**Data about app and page elements:**
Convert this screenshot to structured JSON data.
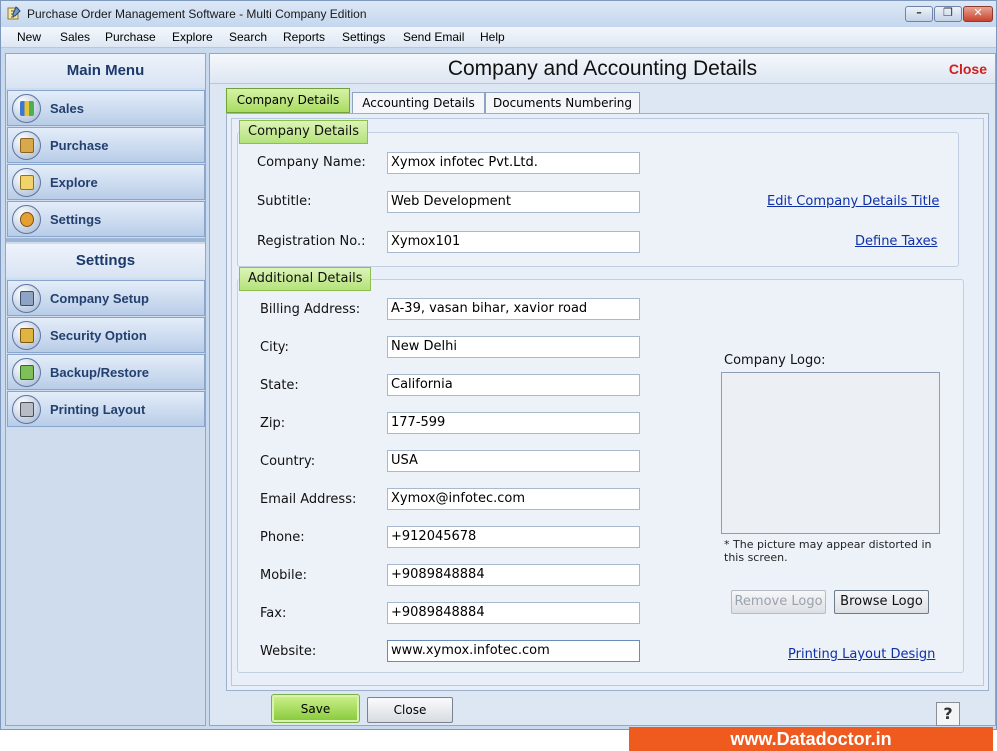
{
  "window": {
    "title": "Purchase Order Management Software - Multi Company Edition"
  },
  "menubar": {
    "items": [
      "New",
      "Sales",
      "Purchase",
      "Explore",
      "Search",
      "Reports",
      "Settings",
      "Send Email",
      "Help"
    ]
  },
  "sidebar": {
    "main_menu_title": "Main Menu",
    "main_items": [
      {
        "label": "Sales",
        "icon": "sales-chart-icon"
      },
      {
        "label": "Purchase",
        "icon": "purchase-box-icon"
      },
      {
        "label": "Explore",
        "icon": "explore-icon"
      },
      {
        "label": "Settings",
        "icon": "settings-icon"
      }
    ],
    "settings_title": "Settings",
    "settings_items": [
      {
        "label": "Company Setup",
        "icon": "company-setup-icon"
      },
      {
        "label": "Security Option",
        "icon": "lock-icon"
      },
      {
        "label": "Backup/Restore",
        "icon": "backup-icon"
      },
      {
        "label": "Printing Layout",
        "icon": "printer-icon"
      }
    ]
  },
  "main": {
    "title": "Company and Accounting Details",
    "close_label": "Close",
    "tabs": [
      {
        "label": "Company Details",
        "active": true
      },
      {
        "label": "Accounting Details",
        "active": false
      },
      {
        "label": "Documents Numbering",
        "active": false
      }
    ]
  },
  "company_details": {
    "group_title": "Company Details",
    "company_name_label": "Company Name:",
    "company_name_value": "Xymox infotec Pvt.Ltd.",
    "subtitle_label": "Subtitle:",
    "subtitle_value": "Web Development",
    "registration_label": "Registration No.:",
    "registration_value": "Xymox101",
    "edit_title_link": "Edit Company Details Title",
    "define_taxes_link": "Define Taxes"
  },
  "additional_details": {
    "group_title": "Additional Details",
    "fields": [
      {
        "label": "Billing Address:",
        "value": "A-39, vasan bihar, xavior road"
      },
      {
        "label": "City:",
        "value": "New Delhi"
      },
      {
        "label": "State:",
        "value": "California"
      },
      {
        "label": "Zip:",
        "value": "177-599"
      },
      {
        "label": "Country:",
        "value": "USA"
      },
      {
        "label": "Email Address:",
        "value": "Xymox@infotec.com"
      },
      {
        "label": "Phone:",
        "value": "+912045678"
      },
      {
        "label": "Mobile:",
        "value": "+9089848884"
      },
      {
        "label": "Fax:",
        "value": "+9089848884"
      },
      {
        "label": "Website:",
        "value": "www.xymox.infotec.com"
      }
    ],
    "logo_label": "Company Logo:",
    "logo_note": "* The picture may appear distorted in this screen.",
    "remove_logo_label": "Remove Logo",
    "browse_logo_label": "Browse Logo",
    "printing_layout_link": "Printing Layout Design"
  },
  "footer": {
    "save_label": "Save",
    "close_label": "Close",
    "help_label": "?"
  },
  "brand": {
    "text": "www.Datadoctor.in"
  },
  "colors": {
    "accent_green": "#a9dc62",
    "close_red": "#d11e1e",
    "brand_orange": "#ef5a1f",
    "link_blue": "#0e2fa6"
  }
}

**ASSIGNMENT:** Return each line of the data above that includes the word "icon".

**FINAL ANSWER:**
        "icon": "sales-chart-icon"
        "icon": "purchase-box-icon"
        "icon": "explore-icon"
        "icon": "settings-icon"
        "icon": "company-setup-icon"
        "icon": "lock-icon"
        "icon": "backup-icon"
        "icon": "printer-icon"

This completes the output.